- Frenetic search for survivors as 91 feared dead in tornado-hit Oklahoma |
- Israel fires back at Syria after gunshots at its troops
- Drop in U.S. underground water levels has accelerated -USGS
- Dollar firms as Fed suspense builds, shares off highs |
- IRS officials back on Capitol Hill hot seat over targeting
TREASURIES-U.S. bonds slip as German court ruling, Fed eyed
LONDON, Sept 11 |
LONDON, Sept 11 (Reuters) - U.S. Treasuries slipped in Europe on expectations a German court would approve the euro zone's new bailout fund but underlying market sentiment was firm on speculation the Federal Reserve will announce another bond buying programme this week.
Treasuries reversed earlier gains after Germany's Constitutional Court said it would not postpone Wednesday's ruling on the legality of the European Stability Mechanism.
A negative outcome, which most legal expects see as unlikely, would threaten the European Central Bank's plans to buy the bonds of struggling euro zone states to bring down their borrowing costs.
Concerns that Spain was not moving closer to seeking aid from the region's rescue funds, a condition for the ECB bond purchases, was capping losses in Treasuries. Spanish Prime Minister Mariano Rajoy said late on Monday he would not accept a rescue that dictated spending cuts.
U.S. 10-year T-notes were last 4/32 down in price to yield 1.67 percent, 1.4 basis points higher than in late U.S. trade on Monday. The benchmark yield was still well within the 1.542-1.174 percent range that has prevailed over the past week.

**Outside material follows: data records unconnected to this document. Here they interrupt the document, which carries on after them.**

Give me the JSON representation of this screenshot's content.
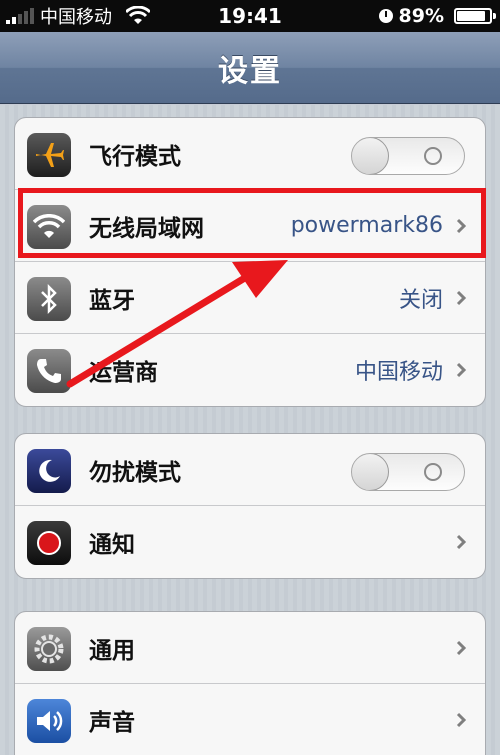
{
  "status_bar": {
    "carrier": "中国移动",
    "time": "19:41",
    "battery_text": "89%",
    "battery_level": 0.89
  },
  "nav": {
    "title": "设置"
  },
  "group1": [
    {
      "label": "飞行模式",
      "icon": "airplane-icon",
      "toggle": "off"
    },
    {
      "label": "无线局域网",
      "icon": "wifi-icon",
      "value": "powermark86"
    },
    {
      "label": "蓝牙",
      "icon": "bluetooth-icon",
      "value": "关闭"
    },
    {
      "label": "运营商",
      "icon": "phone-icon",
      "value": "中国移动"
    }
  ],
  "group2": [
    {
      "label": "勿扰模式",
      "icon": "moon-icon",
      "toggle": "off"
    },
    {
      "label": "通知",
      "icon": "notification-icon"
    }
  ],
  "group3": [
    {
      "label": "通用",
      "icon": "gear-icon"
    },
    {
      "label": "声音",
      "icon": "speaker-icon"
    }
  ],
  "colors": {
    "highlight": "#e8181d",
    "value_text": "#385487",
    "nav_bar": "#6f84a2"
  }
}
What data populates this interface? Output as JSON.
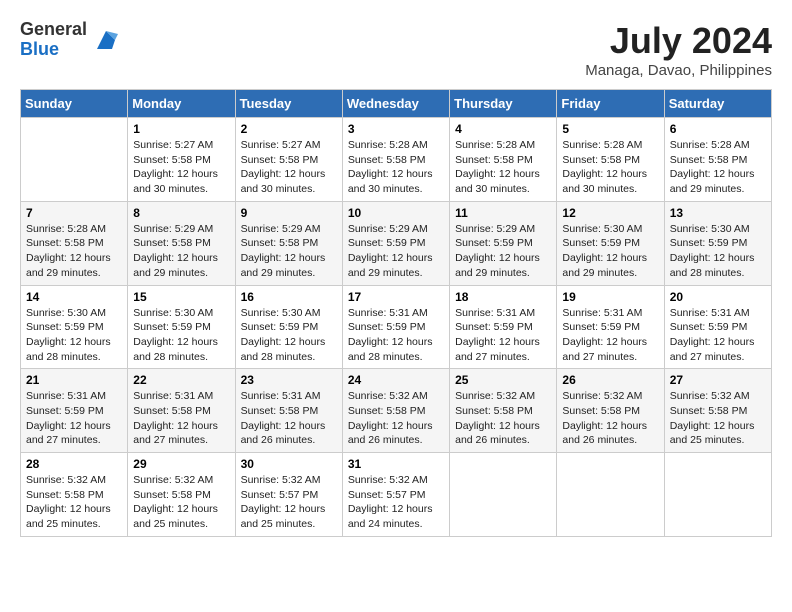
{
  "header": {
    "logo_general": "General",
    "logo_blue": "Blue",
    "month_year": "July 2024",
    "location": "Managa, Davao, Philippines"
  },
  "weekdays": [
    "Sunday",
    "Monday",
    "Tuesday",
    "Wednesday",
    "Thursday",
    "Friday",
    "Saturday"
  ],
  "weeks": [
    [
      {
        "day": "",
        "info": ""
      },
      {
        "day": "1",
        "info": "Sunrise: 5:27 AM\nSunset: 5:58 PM\nDaylight: 12 hours\nand 30 minutes."
      },
      {
        "day": "2",
        "info": "Sunrise: 5:27 AM\nSunset: 5:58 PM\nDaylight: 12 hours\nand 30 minutes."
      },
      {
        "day": "3",
        "info": "Sunrise: 5:28 AM\nSunset: 5:58 PM\nDaylight: 12 hours\nand 30 minutes."
      },
      {
        "day": "4",
        "info": "Sunrise: 5:28 AM\nSunset: 5:58 PM\nDaylight: 12 hours\nand 30 minutes."
      },
      {
        "day": "5",
        "info": "Sunrise: 5:28 AM\nSunset: 5:58 PM\nDaylight: 12 hours\nand 30 minutes."
      },
      {
        "day": "6",
        "info": "Sunrise: 5:28 AM\nSunset: 5:58 PM\nDaylight: 12 hours\nand 29 minutes."
      }
    ],
    [
      {
        "day": "7",
        "info": ""
      },
      {
        "day": "8",
        "info": "Sunrise: 5:29 AM\nSunset: 5:58 PM\nDaylight: 12 hours\nand 29 minutes."
      },
      {
        "day": "9",
        "info": "Sunrise: 5:29 AM\nSunset: 5:58 PM\nDaylight: 12 hours\nand 29 minutes."
      },
      {
        "day": "10",
        "info": "Sunrise: 5:29 AM\nSunset: 5:59 PM\nDaylight: 12 hours\nand 29 minutes."
      },
      {
        "day": "11",
        "info": "Sunrise: 5:29 AM\nSunset: 5:59 PM\nDaylight: 12 hours\nand 29 minutes."
      },
      {
        "day": "12",
        "info": "Sunrise: 5:30 AM\nSunset: 5:59 PM\nDaylight: 12 hours\nand 29 minutes."
      },
      {
        "day": "13",
        "info": "Sunrise: 5:30 AM\nSunset: 5:59 PM\nDaylight: 12 hours\nand 28 minutes."
      }
    ],
    [
      {
        "day": "14",
        "info": ""
      },
      {
        "day": "15",
        "info": "Sunrise: 5:30 AM\nSunset: 5:59 PM\nDaylight: 12 hours\nand 28 minutes."
      },
      {
        "day": "16",
        "info": "Sunrise: 5:30 AM\nSunset: 5:59 PM\nDaylight: 12 hours\nand 28 minutes."
      },
      {
        "day": "17",
        "info": "Sunrise: 5:31 AM\nSunset: 5:59 PM\nDaylight: 12 hours\nand 28 minutes."
      },
      {
        "day": "18",
        "info": "Sunrise: 5:31 AM\nSunset: 5:59 PM\nDaylight: 12 hours\nand 27 minutes."
      },
      {
        "day": "19",
        "info": "Sunrise: 5:31 AM\nSunset: 5:59 PM\nDaylight: 12 hours\nand 27 minutes."
      },
      {
        "day": "20",
        "info": "Sunrise: 5:31 AM\nSunset: 5:59 PM\nDaylight: 12 hours\nand 27 minutes."
      }
    ],
    [
      {
        "day": "21",
        "info": ""
      },
      {
        "day": "22",
        "info": "Sunrise: 5:31 AM\nSunset: 5:58 PM\nDaylight: 12 hours\nand 27 minutes."
      },
      {
        "day": "23",
        "info": "Sunrise: 5:31 AM\nSunset: 5:58 PM\nDaylight: 12 hours\nand 26 minutes."
      },
      {
        "day": "24",
        "info": "Sunrise: 5:32 AM\nSunset: 5:58 PM\nDaylight: 12 hours\nand 26 minutes."
      },
      {
        "day": "25",
        "info": "Sunrise: 5:32 AM\nSunset: 5:58 PM\nDaylight: 12 hours\nand 26 minutes."
      },
      {
        "day": "26",
        "info": "Sunrise: 5:32 AM\nSunset: 5:58 PM\nDaylight: 12 hours\nand 26 minutes."
      },
      {
        "day": "27",
        "info": "Sunrise: 5:32 AM\nSunset: 5:58 PM\nDaylight: 12 hours\nand 25 minutes."
      }
    ],
    [
      {
        "day": "28",
        "info": "Sunrise: 5:32 AM\nSunset: 5:58 PM\nDaylight: 12 hours\nand 25 minutes."
      },
      {
        "day": "29",
        "info": "Sunrise: 5:32 AM\nSunset: 5:58 PM\nDaylight: 12 hours\nand 25 minutes."
      },
      {
        "day": "30",
        "info": "Sunrise: 5:32 AM\nSunset: 5:57 PM\nDaylight: 12 hours\nand 25 minutes."
      },
      {
        "day": "31",
        "info": "Sunrise: 5:32 AM\nSunset: 5:57 PM\nDaylight: 12 hours\nand 24 minutes."
      },
      {
        "day": "",
        "info": ""
      },
      {
        "day": "",
        "info": ""
      },
      {
        "day": "",
        "info": ""
      }
    ]
  ],
  "week7_info": {
    "7": "Sunrise: 5:28 AM\nSunset: 5:58 PM\nDaylight: 12 hours\nand 29 minutes.",
    "14": "Sunrise: 5:30 AM\nSunset: 5:59 PM\nDaylight: 12 hours\nand 28 minutes.",
    "21": "Sunrise: 5:31 AM\nSunset: 5:59 PM\nDaylight: 12 hours\nand 27 minutes."
  }
}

"There's a lot of headline risk ... The German Constitutional Court says the latest objection will not delay their verdict tomorrow. Treasuries were doing well but yields have moved up just on that one headline," a trader said.
"It's going to be hard to navigate the market this week. I think the German Constitutional Court decision will be positive. They will say OK to the ESM although there might be conditions. But then there's a lot of risk events for the market. You've got a three-year auction today, 10s tomorrow and the Fed on Thursday."
OPEN QE3 TARGET?
Market expectations the Fed will announce a third round of bond purchases with new money, known as QE3, at the conclusion of its Sept. 12-13 policy meeting have increased since data on Friday that showed U.S. jobs growth slowed sharply in August.
The chances of the Fed embarking on such monetary stimulus this week have risen to 60 percent, according to a Reuters poll of economists, up from 45 percent in a poll taken in late August.
"The impact on Treasuries partly depends on the size of the programme and much of the current talk is centred on an open target with the Fed reviewing its commitment at each meeting," said Philip Shaw, chief economist at Investec.
If the Fed were to announce QE3 this week, 10-year Treasury yields may eventually rise toward around 1.8 percent to 1.9 percent assuming that U.S. economic conditions improve toward the year-end, said Tomoaki Shishido, rate analyst for Nomura Securities in Tokyo.
The more bond-friendly scenario would be for the U.S. central bank to hold off on QE3, and simply extend its conditional pledge to keep interest rates low through late 2014, Shishido said, adding that he thought that was the more likely outcome from this week's Fed meeting.
"It would be harder for inflation expectations to rise," he said, adding that such an option was also unlikely to trigger a sharp rally in risky assets.
If the Fed extends the likely period of very low interest rates to the second half of 2015, 10-year yields may have scope to fall by around 10 basis points from where they are now, Shishido added.
- Tweet this
- Share this
- Digg this